* [Problem to solve] Where does "check" occur in the listing? Copy every line that holds it.

Start of Data for processing

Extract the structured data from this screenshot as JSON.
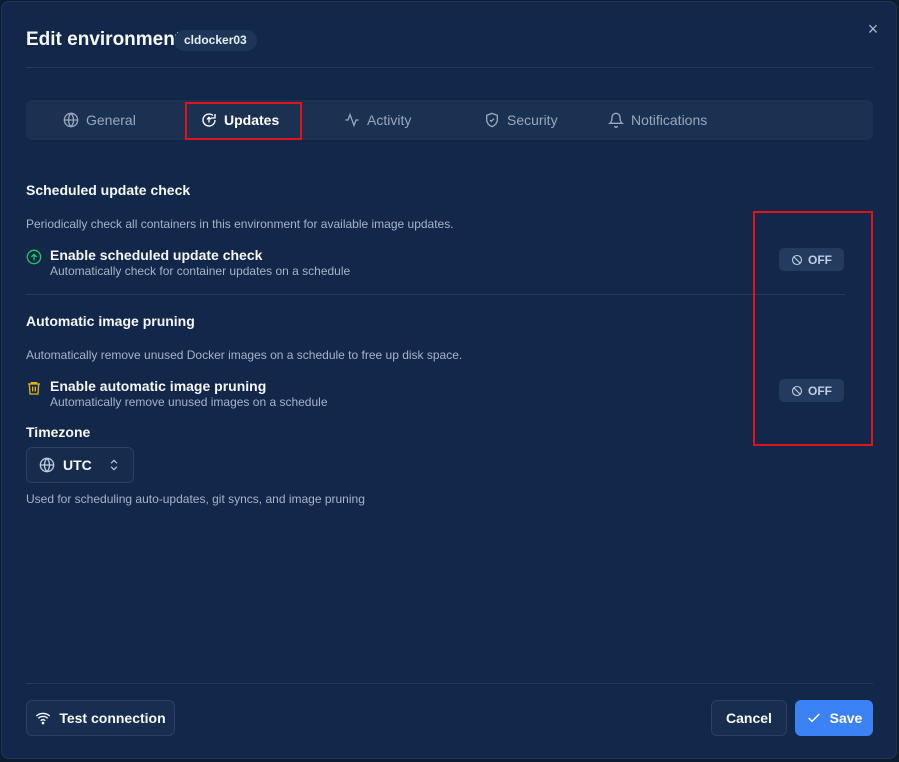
{
  "header": {
    "title": "Edit environment",
    "environment_badge": "cldocker03",
    "close_label": "×"
  },
  "tabs": [
    {
      "label": "General",
      "icon": "globe-icon"
    },
    {
      "label": "Updates",
      "icon": "update-icon",
      "active": true
    },
    {
      "label": "Activity",
      "icon": "activity-icon"
    },
    {
      "label": "Security",
      "icon": "shield-icon"
    },
    {
      "label": "Notifications",
      "icon": "bell-icon"
    }
  ],
  "scheduled_update": {
    "title": "Scheduled update check",
    "description": "Periodically check all containers in this environment for available image updates.",
    "setting_label": "Enable scheduled update check",
    "setting_sub": "Automatically check for container updates on a schedule",
    "toggle_state": "OFF",
    "icon": "circle-arrow-up-icon"
  },
  "image_pruning": {
    "title": "Automatic image pruning",
    "description": "Automatically remove unused Docker images on a schedule to free up disk space.",
    "setting_label": "Enable automatic image pruning",
    "setting_sub": "Automatically remove unused images on a schedule",
    "toggle_state": "OFF",
    "icon": "trash-icon"
  },
  "timezone": {
    "label": "Timezone",
    "value": "UTC",
    "help": "Used for scheduling auto-updates, git syncs, and image pruning"
  },
  "footer": {
    "test_connection": "Test connection",
    "cancel": "Cancel",
    "save": "Save"
  },
  "colors": {
    "background": "#13274a",
    "accent": "#3b82f6",
    "success_icon": "#22c55e",
    "warning_icon": "#eab308",
    "highlight_box": "#e3131b"
  }
}
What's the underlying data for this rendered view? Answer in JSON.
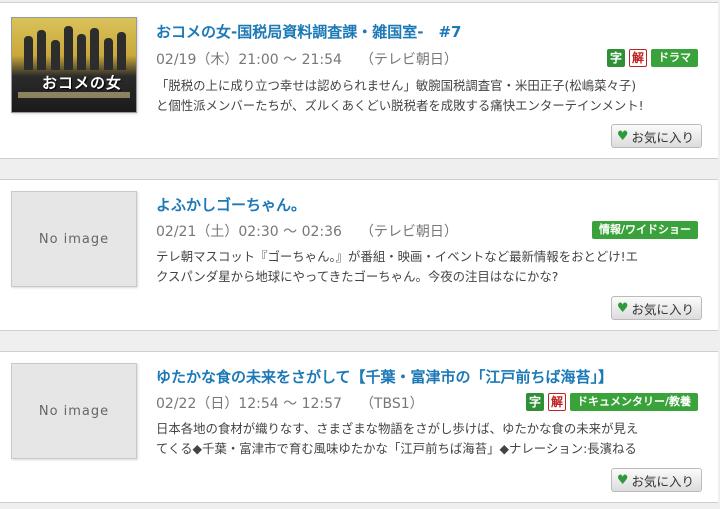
{
  "programs": [
    {
      "thumb": {
        "type": "poster",
        "label": "おコメの女"
      },
      "title": "おコメの女-国税局資料調査課・雑国室-　#7",
      "datetime": "02/19（木）21:00 ～ 21:54",
      "channel": "（テレビ朝日）",
      "desc_lines": [
        "「脱税の上に成り立つ幸せは認められません」敏腕国税調査官・米田正子(松嶋菜々子)",
        "と個性派メンバーたちが、ズルくあくどい脱税者を成敗する痛快エンターテインメント!"
      ],
      "badges": {
        "ji": "字",
        "kai": "解"
      },
      "genre": "ドラマ",
      "favorite": "お気に入り"
    },
    {
      "thumb": {
        "type": "placeholder",
        "label": "No image"
      },
      "title": "よふかしゴーちゃん。",
      "datetime": "02/21（土）02:30 ～ 02:36",
      "channel": "（テレビ朝日）",
      "desc_lines": [
        "テレ朝マスコット『ゴーちゃん。』が番組・映画・イベントなど最新情報をおとどけ!エ",
        "クスパンダ星から地球にやってきたゴーちゃん。今夜の注目はなにかな?"
      ],
      "genre": "情報/ワイドショー",
      "favorite": "お気に入り"
    },
    {
      "thumb": {
        "type": "placeholder",
        "label": "No image"
      },
      "title": "ゆたかな食の未来をさがして【千葉・富津市の「江戸前ちば海苔」】",
      "datetime": "02/22（日）12:54 ～ 12:57",
      "channel": "（TBS1）",
      "desc_lines": [
        "日本各地の食材が織りなす、さまざまな物語をさがし歩けば、ゆたかな食の未来が見え",
        "てくる◆千葉・富津市で育む風味ゆたかな「江戸前ちば海苔」◆ナレーション:長濱ねる"
      ],
      "badges": {
        "ji": "字",
        "kai": "解"
      },
      "genre": "ドキュメンタリー/教養",
      "favorite": "お気に入り"
    }
  ],
  "colors": {
    "title": "#1c79b7",
    "genre": "#3aa23a",
    "heart": "#2f9a3c",
    "kai": "#c02222"
  },
  "icons": {
    "favorite": "heart-icon"
  }
}
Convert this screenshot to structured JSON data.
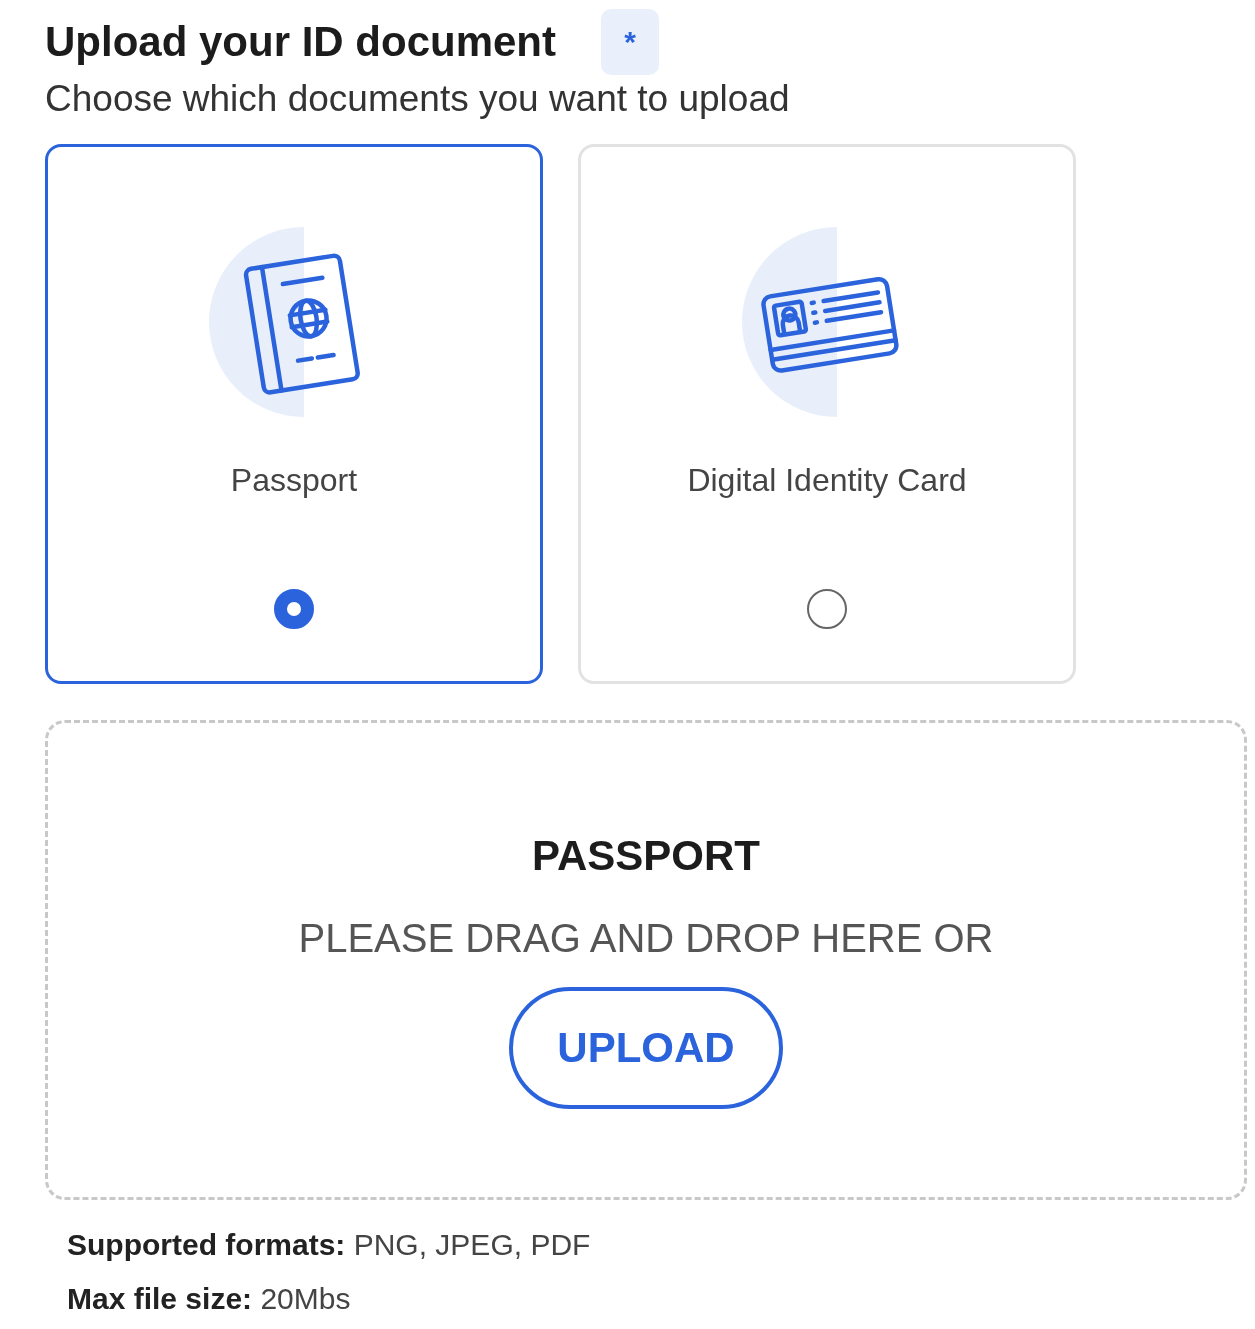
{
  "header": {
    "title": "Upload your ID document",
    "required_mark": "*",
    "subtitle": "Choose which documents you want to upload"
  },
  "options": [
    {
      "kind": "passport",
      "label": "Passport",
      "selected": true
    },
    {
      "kind": "id-card",
      "label": "Digital Identity Card",
      "selected": false
    }
  ],
  "dropzone": {
    "title": "PASSPORT",
    "instruction": "PLEASE DRAG AND DROP HERE OR",
    "button": "UPLOAD"
  },
  "notes": [
    "**Supported formats:** PNG, JPEG, PDF",
    "**Max file size:** 20Mbs"
  ]
}
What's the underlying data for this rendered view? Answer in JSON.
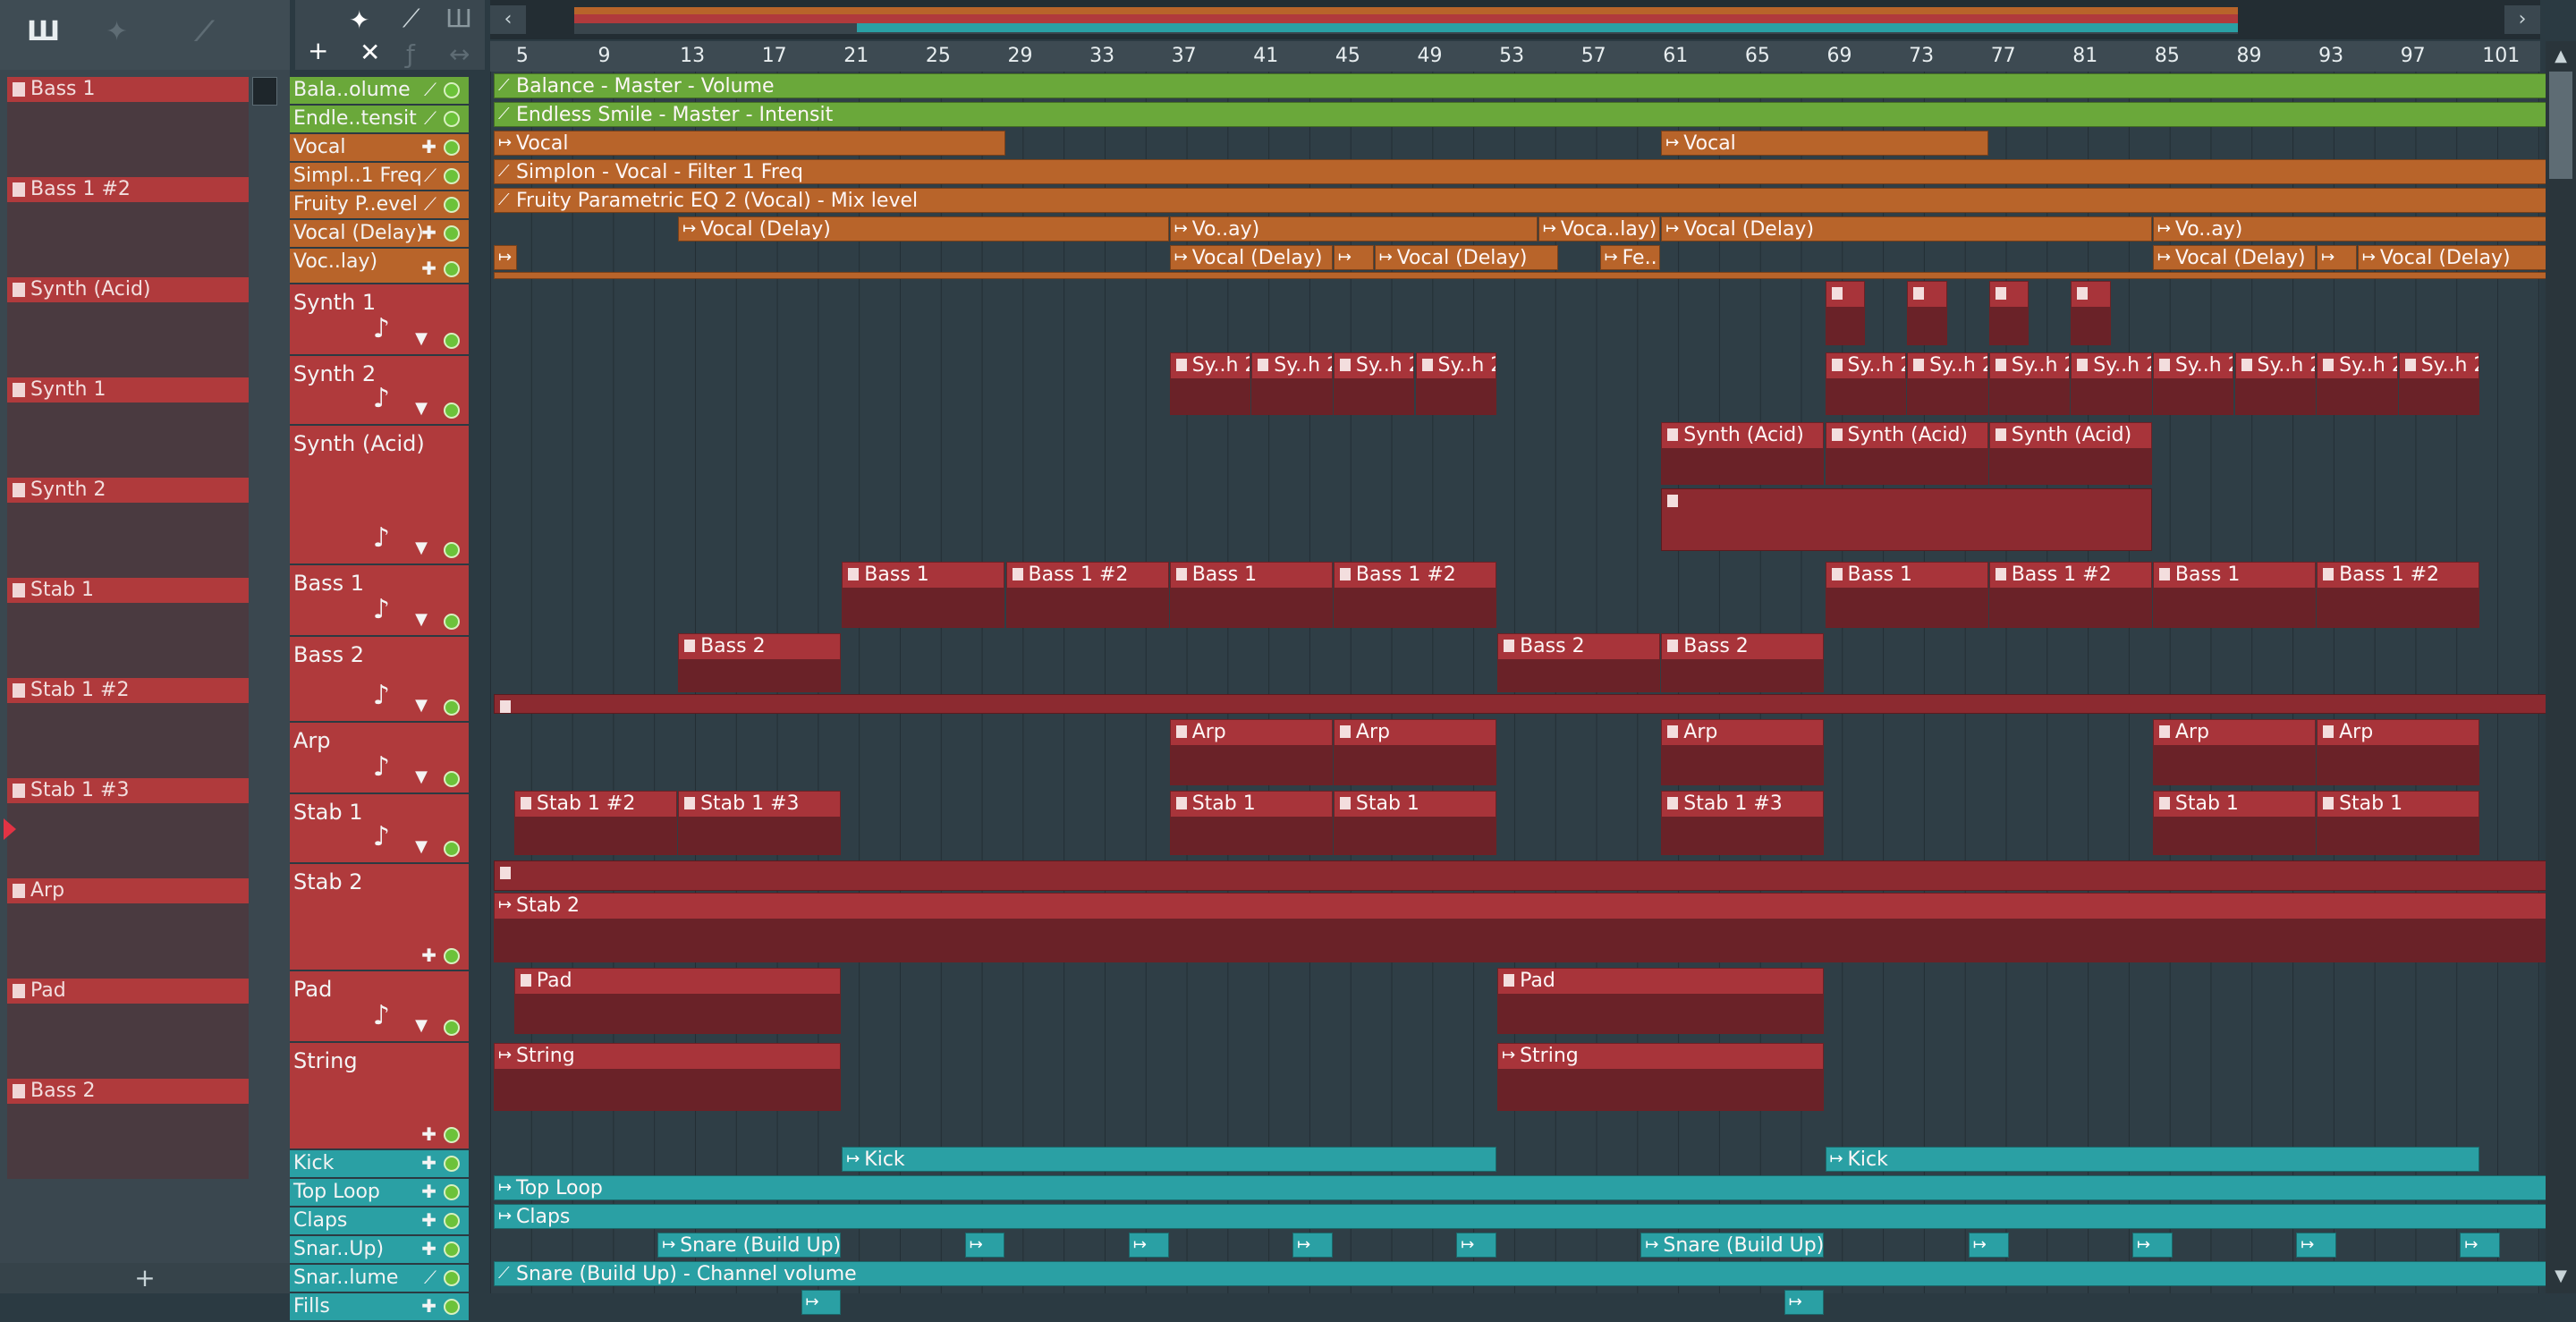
{
  "toolbar": {
    "tool_icons": [
      "piano-keys-icon",
      "wave-icon",
      "automation-icon",
      "piano-icon",
      "add-icon",
      "delete-icon",
      "function-icon",
      "stretch-icon"
    ],
    "add_label": "+",
    "delete_label": "✕"
  },
  "picker": {
    "items": [
      "Bass 1",
      "Bass 1 #2",
      "Synth (Acid)",
      "Synth 1",
      "Synth 2",
      "Stab 1",
      "Stab 1 #2",
      "Stab 1 #3",
      "Arp",
      "Pad",
      "Bass 2"
    ],
    "add_label": "+"
  },
  "ruler": {
    "ticks": [
      "5",
      "9",
      "13",
      "17",
      "21",
      "25",
      "29",
      "33",
      "37",
      "41",
      "45",
      "49",
      "53",
      "57",
      "61",
      "65",
      "69",
      "73",
      "77",
      "81",
      "85",
      "89",
      "93",
      "97",
      "101"
    ]
  },
  "tracks": [
    {
      "name": "Bala..olume",
      "color": "#6aa83a"
    },
    {
      "name": "Endle..tensit",
      "color": "#6aa83a"
    },
    {
      "name": "Vocal",
      "color": "#b8642a"
    },
    {
      "name": "Simpl..1 Freq",
      "color": "#b8642a"
    },
    {
      "name": "Fruity P..evel",
      "color": "#b8642a"
    },
    {
      "name": "Vocal (Delay)",
      "color": "#b8642a"
    },
    {
      "name": "Voc..lay)",
      "color": "#b8642a"
    },
    {
      "name": "Synth 1",
      "color": "#b03a3c"
    },
    {
      "name": "Synth 2",
      "color": "#b03a3c"
    },
    {
      "name": "Synth (Acid)",
      "color": "#b03a3c"
    },
    {
      "name": "Bass 1",
      "color": "#b03a3c"
    },
    {
      "name": "Bass 2",
      "color": "#b03a3c"
    },
    {
      "name": "Arp",
      "color": "#b03a3c"
    },
    {
      "name": "Stab 1",
      "color": "#b03a3c"
    },
    {
      "name": "Stab 2",
      "color": "#b03a3c"
    },
    {
      "name": "Pad",
      "color": "#b03a3c"
    },
    {
      "name": "String",
      "color": "#b03a3c"
    },
    {
      "name": "Kick",
      "color": "#2aa0a4"
    },
    {
      "name": "Top Loop",
      "color": "#2aa0a4"
    },
    {
      "name": "Claps",
      "color": "#2aa0a4"
    },
    {
      "name": "Snar..Up)",
      "color": "#2aa0a4"
    },
    {
      "name": "Snar..lume",
      "color": "#2aa0a4"
    },
    {
      "name": "Fills",
      "color": "#2aa0a4"
    }
  ],
  "clips": {
    "balance": "Balance - Master - Volume",
    "endless": "Endless Smile - Master - Intensit",
    "vocal": "Vocal",
    "simplon": "Simplon - Vocal - Filter 1 Freq",
    "fruity": "Fruity Parametric EQ 2 (Vocal) - Mix level",
    "vocal_delay": "Vocal (Delay)",
    "vo_ay": "Vo..ay)",
    "voca_lay": "Voca..lay)",
    "fe": "Fe..",
    "sy_h2": "Sy..h 2",
    "synth_acid": "Synth (Acid)",
    "bass1": "Bass 1",
    "bass1_2": "Bass 1 #2",
    "bass2": "Bass 2",
    "arp": "Arp",
    "stab1": "Stab 1",
    "stab1_2": "Stab 1 #2",
    "stab1_3": "Stab 1 #3",
    "stab2": "Stab 2",
    "pad": "Pad",
    "string": "String",
    "kick": "Kick",
    "toploop": "Top Loop",
    "claps": "Claps",
    "snare_build": "Snare (Build Up)",
    "snare_vol": "Snare (Build Up) - Channel volume"
  }
}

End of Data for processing

* [Result for this exercise]
    "title": "Scheduled update check",
    "description": "Periodically check all containers in this environment for available image updates.",
    "setting_label": "Enable scheduled update check",
    "setting_sub": "Automatically check for container updates on a schedule",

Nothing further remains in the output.